Railway’s financial health: Indian Railways is in dire financial straits. It barely earns to sustain itself when it needs huge funds to modernize its ailing and ageing infrastructure. The high operational ratio, with expenditure being the 90% of the earning, will be discussed with deliberations on ‘how the new Rail Minister will approach the problem’?
Tariff hike: Fares would be hiked or not? Will the freight tariff come down? Will the passenger fare go up? Will the subsidized segments of train fares see rationalization?
Cleanliness: With ‘Clean India’ campaign being one of the cornerstones of Narendra Modi’s policymaking, the Rail Budget is expected to focus heavily on revamping the image of Indian Railways, a limping behemoth where even the A-class stations have questionable cleanliness record or where the catering of even the A-class trains like Rajdhani or Shatabdi cannot be relied on.
Clean energy/Alternative energy: Extending the cleanliness campaign, another big emphasis of the Modi government is to increase the share of clean/green energy in India’s overall energy consumption to the global norms. Indian Railways being a major energy consuming outfit, the Rail Budget is expected to lay down vision on the same.

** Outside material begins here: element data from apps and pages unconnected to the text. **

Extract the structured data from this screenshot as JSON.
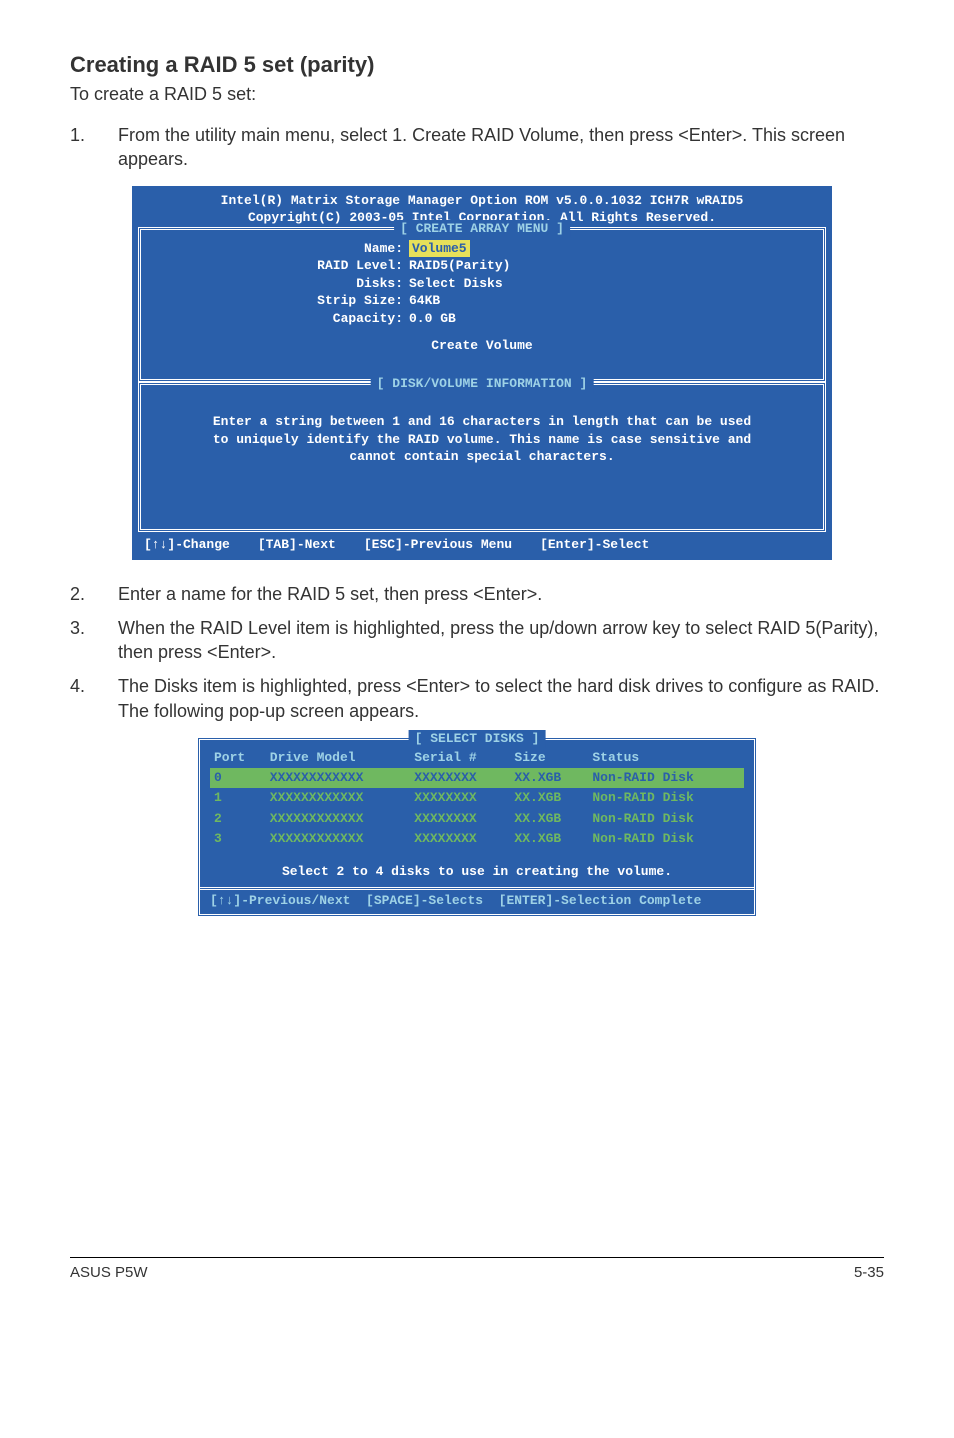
{
  "heading": "Creating a RAID 5 set (parity)",
  "intro": "To create a RAID 5 set:",
  "steps": {
    "s1": {
      "num": "1.",
      "text": "From the utility main menu, select 1. Create RAID Volume, then press <Enter>. This screen appears."
    },
    "s2": {
      "num": "2.",
      "text": "Enter a name for the RAID 5 set, then press <Enter>."
    },
    "s3": {
      "num": "3.",
      "text": "When the RAID Level item is highlighted, press the up/down arrow key to select RAID 5(Parity), then press <Enter>."
    },
    "s4": {
      "num": "4.",
      "text": "The Disks item is highlighted, press <Enter> to select the hard disk drives to configure as RAID. The following pop-up screen appears."
    }
  },
  "term1": {
    "header1": "Intel(R) Matrix Storage Manager Option ROM v5.0.0.1032 ICH7R wRAID5",
    "header2": "Copyright(C) 2003-05 Intel Corporation. All Rights Reserved.",
    "boxTitle1": "[ CREATE ARRAY MENU ]",
    "fields": {
      "name_k": "Name:",
      "name_v": "Volume5",
      "level_k": "RAID Level:",
      "level_v": "RAID5(Parity)",
      "disks_k": "Disks:",
      "disks_v": "Select Disks",
      "strip_k": "Strip Size:",
      "strip_v": "64KB",
      "cap_k": "Capacity:",
      "cap_v": "0.0  GB"
    },
    "createVolume": "Create Volume",
    "boxTitle2": "[ DISK/VOLUME INFORMATION ]",
    "help1": "Enter a string between 1 and 16 characters in length that can be used",
    "help2": "to uniquely identify the RAID volume. This name is case sensitive and",
    "help3": "cannot contain special characters.",
    "footer": {
      "a": "[↑↓]-Change",
      "b": "[TAB]-Next",
      "c": "[ESC]-Previous Menu",
      "d": "[Enter]-Select"
    }
  },
  "term2": {
    "boxTitle": "[ SELECT DISKS ]",
    "headers": {
      "port": "Port",
      "model": "Drive Model",
      "serial": "Serial #",
      "size": "Size",
      "status": "Status"
    },
    "rows": [
      {
        "port": "0",
        "model": "XXXXXXXXXXXX",
        "serial": "XXXXXXXX",
        "size": "XX.XGB",
        "status": "Non-RAID Disk"
      },
      {
        "port": "1",
        "model": "XXXXXXXXXXXX",
        "serial": "XXXXXXXX",
        "size": "XX.XGB",
        "status": "Non-RAID Disk"
      },
      {
        "port": "2",
        "model": "XXXXXXXXXXXX",
        "serial": "XXXXXXXX",
        "size": "XX.XGB",
        "status": "Non-RAID Disk"
      },
      {
        "port": "3",
        "model": "XXXXXXXXXXXX",
        "serial": "XXXXXXXX",
        "size": "XX.XGB",
        "status": "Non-RAID Disk"
      }
    ],
    "instruction": "Select 2 to 4 disks to use in creating the volume.",
    "footer": "[↑↓]-Previous/Next  [SPACE]-Selects  [ENTER]-Selection Complete"
  },
  "pageFooter": {
    "left": "ASUS P5W",
    "right": "5-35"
  }
}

Water conservation: Open taps or leaking pipelines are a common feature of all stations. Also, huge amount of water is used in cleaning trains and stations and much of it is wasted. But there are no specific guidelines water usage. Water recycling is still not practiced by most of its wings. The budget is expected to come with plans for the same.
High speed corridors: The Rail Budget is expected to and should focus on the high speed corridors, preferably on introducing semi high-speed trains and increasing speed of the existing ones. India doesn’t need a Bullet Train corridor now. Burdening its economy with huge-investment white elephants like Bullet Train projects, the one between Mumbai and Ahmedabad is expected to cost Rs. 60,000 crore, should be avoided. And we can expect this from the pragmatic professional in Suresh Prabhu, the Rail Minister.
Freight v passenger tariff trade off: What Indian Railways earns through freight is used to absorb the loss made by its passenger segment – the story of cross subsidy. It stands now at Rs. 24,000 crore. Indian freight tariff is among the highest in the world while its passenger tariff for suburban and sleeper is among the lowest. It is sort of a double whammy. The cross subsidy is eating into Indian Railway’s financial health and the high freight subsidy is making it lose market share to the road transport operators. Balancing these is a tough task, given the sensitivity of electoral compulsions. It would be interesting to see how Mr. Prabhu reflects on the same.
Customer satisfaction: It is always the buzz word, improving on services and introducing amenities. Cleanliness, better booking options, cooking hygiene, cuisine quality, better options on trains, efficient information broadcasts, wi-fi expansion and so on. The fare dynamics is an important part of it. If the fares are increased, it will be to arrange the funds for better amenities. It the fare are not reduced, it will again be to meet the fund requirement to provide a better customer experience. And if the fare are reduced, what else can be said, it is always the most satisfying aspect for most of the customers.
Collaborations: Need to infused fund in Indian Railways and as the government cannot meet the requirement on its own, there should be collaborations on the card – within India, from abroad. Privatization is certainly a sensitive issue but collaborations with external agencies on PPP model can be practiced. Also, the state governments can be made partners in projects falling in their region.
Make in India: Make In India is prime minister Narendra Modi’s flagship manufacturing initiative for India, intending to make India a production hub. But given the poor financial condition of Indian Railways, it should not be expected that the Rail Budget would come with new projects to produce its requirements in the country that it is currently importing.
©/IPR: Santosh Chaubey–/